Records from a data source
=== Section Start ===

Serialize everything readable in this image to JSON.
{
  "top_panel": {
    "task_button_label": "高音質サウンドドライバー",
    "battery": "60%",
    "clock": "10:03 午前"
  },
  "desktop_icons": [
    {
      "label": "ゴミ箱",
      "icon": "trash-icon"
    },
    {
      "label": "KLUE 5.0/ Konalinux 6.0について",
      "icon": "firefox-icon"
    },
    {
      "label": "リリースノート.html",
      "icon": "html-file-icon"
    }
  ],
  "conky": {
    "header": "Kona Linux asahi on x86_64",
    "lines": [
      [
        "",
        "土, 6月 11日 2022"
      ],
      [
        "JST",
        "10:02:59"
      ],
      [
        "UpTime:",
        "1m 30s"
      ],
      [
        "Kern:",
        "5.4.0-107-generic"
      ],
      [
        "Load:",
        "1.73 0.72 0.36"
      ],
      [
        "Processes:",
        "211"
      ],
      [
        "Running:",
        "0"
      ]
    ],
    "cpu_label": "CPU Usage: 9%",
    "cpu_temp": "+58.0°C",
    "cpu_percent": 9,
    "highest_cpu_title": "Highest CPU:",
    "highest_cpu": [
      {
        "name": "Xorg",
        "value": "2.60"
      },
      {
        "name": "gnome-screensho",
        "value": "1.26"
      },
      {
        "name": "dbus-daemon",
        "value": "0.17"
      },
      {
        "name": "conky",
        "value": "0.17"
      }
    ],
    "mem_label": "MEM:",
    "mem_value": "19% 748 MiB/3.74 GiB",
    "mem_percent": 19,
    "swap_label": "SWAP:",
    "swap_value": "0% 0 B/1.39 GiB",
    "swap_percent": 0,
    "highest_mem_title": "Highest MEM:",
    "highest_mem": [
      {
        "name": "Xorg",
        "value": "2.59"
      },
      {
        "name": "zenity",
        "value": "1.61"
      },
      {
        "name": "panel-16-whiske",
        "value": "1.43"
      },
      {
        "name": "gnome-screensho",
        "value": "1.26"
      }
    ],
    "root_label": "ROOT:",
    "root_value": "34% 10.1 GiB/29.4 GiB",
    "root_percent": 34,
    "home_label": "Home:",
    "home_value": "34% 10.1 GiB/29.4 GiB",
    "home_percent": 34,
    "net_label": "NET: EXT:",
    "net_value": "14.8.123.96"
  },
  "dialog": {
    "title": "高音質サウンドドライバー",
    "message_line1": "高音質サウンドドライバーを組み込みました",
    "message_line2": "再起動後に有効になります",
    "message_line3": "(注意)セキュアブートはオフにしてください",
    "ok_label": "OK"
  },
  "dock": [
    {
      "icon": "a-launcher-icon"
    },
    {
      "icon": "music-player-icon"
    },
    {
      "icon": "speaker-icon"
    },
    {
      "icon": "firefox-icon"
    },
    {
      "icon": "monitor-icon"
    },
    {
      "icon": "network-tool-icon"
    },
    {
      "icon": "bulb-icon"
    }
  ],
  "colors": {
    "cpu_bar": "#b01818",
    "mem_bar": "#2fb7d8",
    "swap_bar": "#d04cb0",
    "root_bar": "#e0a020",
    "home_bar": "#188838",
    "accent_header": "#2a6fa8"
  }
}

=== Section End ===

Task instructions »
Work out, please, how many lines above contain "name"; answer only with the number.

Response to the exercise »
8